Most of the poetry has been written by recognized master-poets, one of whom is "straight" and the others gay. Let me comment briefly on each of the six songs: the final poem, "Please Master," is truly shocking — a detailed reenactment of an S/M scene — and is the cycle's only duet. Two of the preceding poems are funny, bawdy and very gay (70's style) — Edward Field's "Street Instructions: At the Crotch" and Alfred Corn's "Hot to Trot." Appropriately enough, I've subtitled the Corn setting, "Fantasy on theme's of Strauss' [steamy] opera, Der Rosenkavalier." In "The Importance of Gourd-Crafting," the 12th-century mystic poet Rumi has written a Grand Guignol morality tale full of blood, bestiality and penile-fixated women — as only a 12th-century mystic could! Marilyn Kallet's "Die Forelle" takes a contemporary look at the heterosexual-female-voyeur sensibility, though here one might more appropriately speak of her protagonist's "trout fixation." And finally, there is the cycle's opening poem, Antler's "Now You Know" — a whimsical leap into a prenatal, what-if world, where baby boners go "from limp to hard a thousand times" and penises, as well as vaginas, can give birth to "the little baby-to-be-that-is-you."
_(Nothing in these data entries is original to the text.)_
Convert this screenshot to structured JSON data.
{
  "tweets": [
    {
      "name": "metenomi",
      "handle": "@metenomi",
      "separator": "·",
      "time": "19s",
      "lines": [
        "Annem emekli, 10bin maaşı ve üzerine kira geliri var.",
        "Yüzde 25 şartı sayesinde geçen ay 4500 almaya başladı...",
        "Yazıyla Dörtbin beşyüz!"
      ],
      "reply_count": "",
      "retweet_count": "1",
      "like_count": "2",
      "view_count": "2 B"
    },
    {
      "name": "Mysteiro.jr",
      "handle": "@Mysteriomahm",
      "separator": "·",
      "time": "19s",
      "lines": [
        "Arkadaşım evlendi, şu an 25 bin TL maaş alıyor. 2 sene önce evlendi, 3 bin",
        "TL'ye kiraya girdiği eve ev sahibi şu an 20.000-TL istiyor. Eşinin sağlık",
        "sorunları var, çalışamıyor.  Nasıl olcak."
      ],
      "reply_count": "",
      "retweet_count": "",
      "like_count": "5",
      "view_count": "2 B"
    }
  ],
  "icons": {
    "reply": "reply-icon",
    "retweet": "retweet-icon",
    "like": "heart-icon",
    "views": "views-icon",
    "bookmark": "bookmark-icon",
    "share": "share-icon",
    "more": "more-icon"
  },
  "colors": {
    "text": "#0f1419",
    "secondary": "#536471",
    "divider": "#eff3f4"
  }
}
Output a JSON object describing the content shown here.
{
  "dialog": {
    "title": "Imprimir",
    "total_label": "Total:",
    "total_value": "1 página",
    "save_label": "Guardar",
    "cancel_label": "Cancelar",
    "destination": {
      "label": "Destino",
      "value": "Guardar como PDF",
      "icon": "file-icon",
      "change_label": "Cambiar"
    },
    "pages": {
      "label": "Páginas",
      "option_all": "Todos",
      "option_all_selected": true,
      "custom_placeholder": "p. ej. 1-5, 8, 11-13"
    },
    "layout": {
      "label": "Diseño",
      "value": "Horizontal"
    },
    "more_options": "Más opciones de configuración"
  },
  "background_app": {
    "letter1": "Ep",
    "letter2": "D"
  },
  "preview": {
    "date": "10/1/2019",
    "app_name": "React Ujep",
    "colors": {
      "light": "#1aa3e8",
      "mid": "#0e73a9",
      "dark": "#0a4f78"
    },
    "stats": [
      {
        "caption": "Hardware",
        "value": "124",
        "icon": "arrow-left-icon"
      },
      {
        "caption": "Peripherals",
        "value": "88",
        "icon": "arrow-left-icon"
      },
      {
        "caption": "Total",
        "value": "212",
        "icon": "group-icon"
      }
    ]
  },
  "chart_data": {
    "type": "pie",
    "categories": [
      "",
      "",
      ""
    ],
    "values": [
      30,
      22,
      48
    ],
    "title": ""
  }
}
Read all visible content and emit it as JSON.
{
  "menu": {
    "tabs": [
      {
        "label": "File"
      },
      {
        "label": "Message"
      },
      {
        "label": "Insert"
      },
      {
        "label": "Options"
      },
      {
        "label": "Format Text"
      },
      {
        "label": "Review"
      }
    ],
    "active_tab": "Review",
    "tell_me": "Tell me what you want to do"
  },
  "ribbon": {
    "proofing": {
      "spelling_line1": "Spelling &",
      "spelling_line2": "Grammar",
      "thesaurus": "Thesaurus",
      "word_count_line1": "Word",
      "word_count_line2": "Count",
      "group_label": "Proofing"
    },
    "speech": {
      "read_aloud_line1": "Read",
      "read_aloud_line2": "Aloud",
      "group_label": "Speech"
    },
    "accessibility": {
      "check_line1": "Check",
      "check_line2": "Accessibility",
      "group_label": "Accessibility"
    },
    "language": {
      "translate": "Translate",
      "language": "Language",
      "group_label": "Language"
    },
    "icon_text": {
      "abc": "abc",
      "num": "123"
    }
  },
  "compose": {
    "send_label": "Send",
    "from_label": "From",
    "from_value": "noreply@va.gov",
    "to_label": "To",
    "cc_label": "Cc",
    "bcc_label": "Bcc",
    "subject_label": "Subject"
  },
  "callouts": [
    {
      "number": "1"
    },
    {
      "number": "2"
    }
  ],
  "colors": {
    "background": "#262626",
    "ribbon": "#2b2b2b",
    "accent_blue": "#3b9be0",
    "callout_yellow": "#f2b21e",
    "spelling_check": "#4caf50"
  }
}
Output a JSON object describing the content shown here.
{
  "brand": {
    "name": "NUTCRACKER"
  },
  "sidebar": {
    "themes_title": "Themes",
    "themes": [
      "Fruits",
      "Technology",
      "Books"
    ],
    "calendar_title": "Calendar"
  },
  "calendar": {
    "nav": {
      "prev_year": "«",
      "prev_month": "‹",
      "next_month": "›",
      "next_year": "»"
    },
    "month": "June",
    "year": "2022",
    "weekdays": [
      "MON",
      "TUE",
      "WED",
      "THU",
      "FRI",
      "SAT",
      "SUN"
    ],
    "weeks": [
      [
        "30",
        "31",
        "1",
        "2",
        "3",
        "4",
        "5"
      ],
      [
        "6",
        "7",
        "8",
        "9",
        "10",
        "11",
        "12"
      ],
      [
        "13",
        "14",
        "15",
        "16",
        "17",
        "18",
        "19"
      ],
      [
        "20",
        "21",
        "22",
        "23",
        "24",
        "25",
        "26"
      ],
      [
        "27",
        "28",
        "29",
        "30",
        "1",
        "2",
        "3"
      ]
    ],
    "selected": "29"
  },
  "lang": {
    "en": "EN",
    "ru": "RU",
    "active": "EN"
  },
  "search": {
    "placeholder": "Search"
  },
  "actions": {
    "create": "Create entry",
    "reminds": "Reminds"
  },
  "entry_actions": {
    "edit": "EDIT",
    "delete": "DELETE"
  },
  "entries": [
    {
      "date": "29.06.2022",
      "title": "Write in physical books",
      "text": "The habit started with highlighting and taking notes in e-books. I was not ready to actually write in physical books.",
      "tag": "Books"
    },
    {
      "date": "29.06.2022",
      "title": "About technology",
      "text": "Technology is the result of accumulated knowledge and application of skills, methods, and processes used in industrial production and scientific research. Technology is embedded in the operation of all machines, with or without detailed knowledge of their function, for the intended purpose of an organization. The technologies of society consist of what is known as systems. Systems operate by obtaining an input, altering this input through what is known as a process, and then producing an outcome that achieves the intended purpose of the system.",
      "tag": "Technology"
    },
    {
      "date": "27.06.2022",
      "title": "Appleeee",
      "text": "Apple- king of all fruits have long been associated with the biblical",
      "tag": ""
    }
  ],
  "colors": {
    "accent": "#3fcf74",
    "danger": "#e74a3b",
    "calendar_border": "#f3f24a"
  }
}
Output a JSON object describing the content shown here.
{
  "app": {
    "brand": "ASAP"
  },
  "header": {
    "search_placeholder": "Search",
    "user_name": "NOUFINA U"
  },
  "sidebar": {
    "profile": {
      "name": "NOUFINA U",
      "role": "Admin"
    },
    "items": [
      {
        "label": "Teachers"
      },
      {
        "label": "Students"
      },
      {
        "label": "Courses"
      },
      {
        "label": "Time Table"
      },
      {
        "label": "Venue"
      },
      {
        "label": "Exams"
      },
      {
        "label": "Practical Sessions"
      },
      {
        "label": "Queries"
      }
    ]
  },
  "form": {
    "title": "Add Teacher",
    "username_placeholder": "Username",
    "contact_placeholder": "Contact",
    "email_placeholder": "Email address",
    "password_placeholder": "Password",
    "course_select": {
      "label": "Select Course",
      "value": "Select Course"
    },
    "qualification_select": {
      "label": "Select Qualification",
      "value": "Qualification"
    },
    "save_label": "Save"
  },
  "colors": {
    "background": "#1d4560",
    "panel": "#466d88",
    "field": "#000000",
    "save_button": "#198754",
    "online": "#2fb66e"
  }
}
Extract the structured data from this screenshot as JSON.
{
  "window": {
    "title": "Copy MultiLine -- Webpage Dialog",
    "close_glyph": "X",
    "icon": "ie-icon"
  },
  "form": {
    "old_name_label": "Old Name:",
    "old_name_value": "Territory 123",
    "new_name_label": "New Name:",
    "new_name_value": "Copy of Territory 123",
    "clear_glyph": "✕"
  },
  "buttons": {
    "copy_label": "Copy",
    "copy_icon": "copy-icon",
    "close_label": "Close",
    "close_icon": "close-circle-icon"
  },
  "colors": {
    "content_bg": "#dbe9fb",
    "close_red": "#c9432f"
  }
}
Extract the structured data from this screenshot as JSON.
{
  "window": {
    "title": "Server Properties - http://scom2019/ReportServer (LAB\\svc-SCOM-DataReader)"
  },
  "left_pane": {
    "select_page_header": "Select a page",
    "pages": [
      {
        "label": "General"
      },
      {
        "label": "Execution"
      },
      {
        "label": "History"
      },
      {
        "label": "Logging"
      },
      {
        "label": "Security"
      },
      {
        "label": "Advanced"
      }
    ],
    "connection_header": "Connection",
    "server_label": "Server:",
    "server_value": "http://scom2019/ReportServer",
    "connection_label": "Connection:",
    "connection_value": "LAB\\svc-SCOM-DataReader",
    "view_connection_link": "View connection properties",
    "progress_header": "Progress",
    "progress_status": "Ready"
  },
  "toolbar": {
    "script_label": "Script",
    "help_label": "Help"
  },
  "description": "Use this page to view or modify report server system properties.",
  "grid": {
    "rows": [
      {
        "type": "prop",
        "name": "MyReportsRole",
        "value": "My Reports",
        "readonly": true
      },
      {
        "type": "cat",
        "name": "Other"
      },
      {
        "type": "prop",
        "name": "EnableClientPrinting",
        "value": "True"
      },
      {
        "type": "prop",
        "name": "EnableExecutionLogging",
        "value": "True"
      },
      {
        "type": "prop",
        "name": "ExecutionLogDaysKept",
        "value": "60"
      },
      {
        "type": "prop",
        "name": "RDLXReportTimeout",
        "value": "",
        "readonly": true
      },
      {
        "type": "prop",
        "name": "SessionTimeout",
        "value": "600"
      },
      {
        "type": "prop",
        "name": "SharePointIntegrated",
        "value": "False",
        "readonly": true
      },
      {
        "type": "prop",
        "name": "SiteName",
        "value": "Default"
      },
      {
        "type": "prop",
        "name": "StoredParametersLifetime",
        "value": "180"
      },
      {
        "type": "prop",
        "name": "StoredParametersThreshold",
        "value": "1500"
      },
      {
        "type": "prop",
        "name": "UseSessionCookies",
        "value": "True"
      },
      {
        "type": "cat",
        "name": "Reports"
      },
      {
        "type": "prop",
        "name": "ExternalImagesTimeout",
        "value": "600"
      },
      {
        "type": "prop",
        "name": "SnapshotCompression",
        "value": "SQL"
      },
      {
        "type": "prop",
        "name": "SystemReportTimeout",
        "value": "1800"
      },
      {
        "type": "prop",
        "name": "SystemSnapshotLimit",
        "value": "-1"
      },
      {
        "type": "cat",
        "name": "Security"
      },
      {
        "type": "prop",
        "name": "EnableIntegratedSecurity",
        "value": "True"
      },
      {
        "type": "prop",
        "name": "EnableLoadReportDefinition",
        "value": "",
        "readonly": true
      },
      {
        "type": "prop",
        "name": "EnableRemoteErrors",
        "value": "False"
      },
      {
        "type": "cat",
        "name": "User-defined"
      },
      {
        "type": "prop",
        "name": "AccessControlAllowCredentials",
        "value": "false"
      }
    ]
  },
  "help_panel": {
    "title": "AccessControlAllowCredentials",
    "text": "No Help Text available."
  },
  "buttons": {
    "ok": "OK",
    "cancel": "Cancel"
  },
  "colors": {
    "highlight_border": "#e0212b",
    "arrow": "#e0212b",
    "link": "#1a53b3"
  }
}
Prick up your ears, now, as the music swell! Hopefully, this is not poppycock and will not be too hard — on your virgin sensibilities.

– David Del Tredici, October 2002

David Del Tredici offered a song with words, "Now You Know," though they could scarcely by made out in Tom Cipullo's performance in pseudo-operatic style over Mr. Del Tredici's enthusiastic piano-playing. Such anonymity would seem to defeat the purpose of this excerpt from "a pornographic song cycle," in Mr. Del Tredici's words. The text, by a poet names simply Antler, announces the results of "new studies," that "male babies get erections in the womb on the average of five times a day," and lets imagine the roam.


Photo by Kaity Volpe